March 2016 – Sutra III-1
Fixing the consciousness on one point or region is concentration (dharana).

Patanjali begins the third book of the Yoga Sutras with the sixth of the eight limbs — dharana or “concentration.” With this limb he continues the journey begun in the previous five limbs: moving progressively from the outward to the inward, or from community and personal rules, to the body, breath control, and sense withdrawal. This journey through the first five limbs of yoga is both sequential and holistic.

The power of concentration is the skill to become completely absorbed and focused on one object or task. It is a necessary skill to cultivate if we are to become less subjected to the pushes and pulls of the world around us.

As Guruji wrote in his commentary on this sutra:

If one performs each asana zealously, fusing with integrated attention the parts of the body, the wandering mind and the discriminative intelligence with the soul, is this not a spiritual practice?
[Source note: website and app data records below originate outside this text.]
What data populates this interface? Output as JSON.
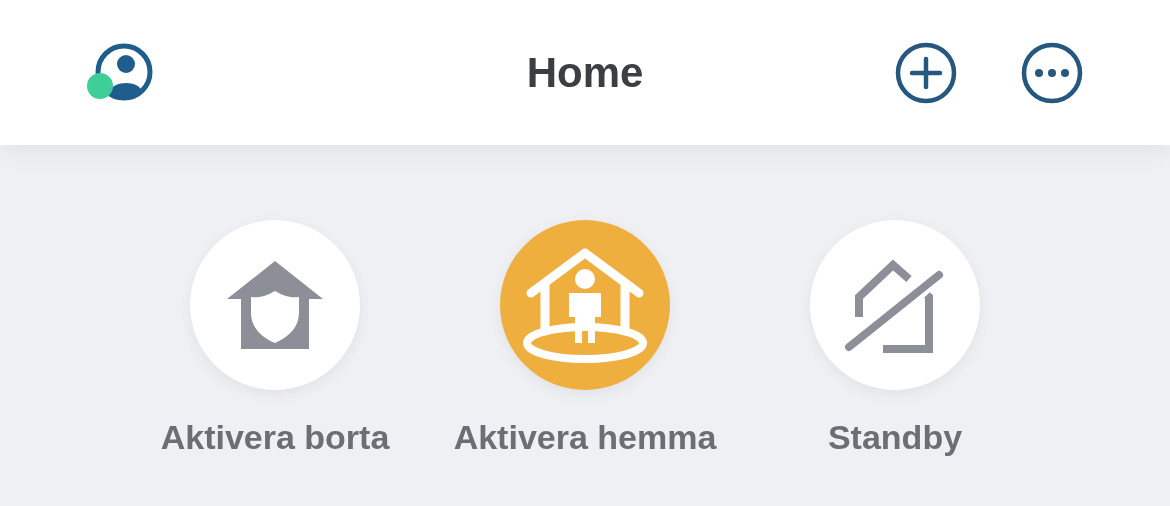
{
  "header": {
    "title": "Home"
  },
  "modes": [
    {
      "label": "Aktivera borta",
      "kind": "away",
      "selected": false
    },
    {
      "label": "Aktivera hemma",
      "kind": "home",
      "selected": true
    },
    {
      "label": "Standby",
      "kind": "standby",
      "selected": false
    }
  ]
}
Regardless of one’s personal beliefs about what “spiritual” means, we are all seekers. An experience of “yoking” together, finding momentary or more lasting forms of union, can only aid us on our path. While we do not begin with concentration, it is certainly an essential part of the yoga journey.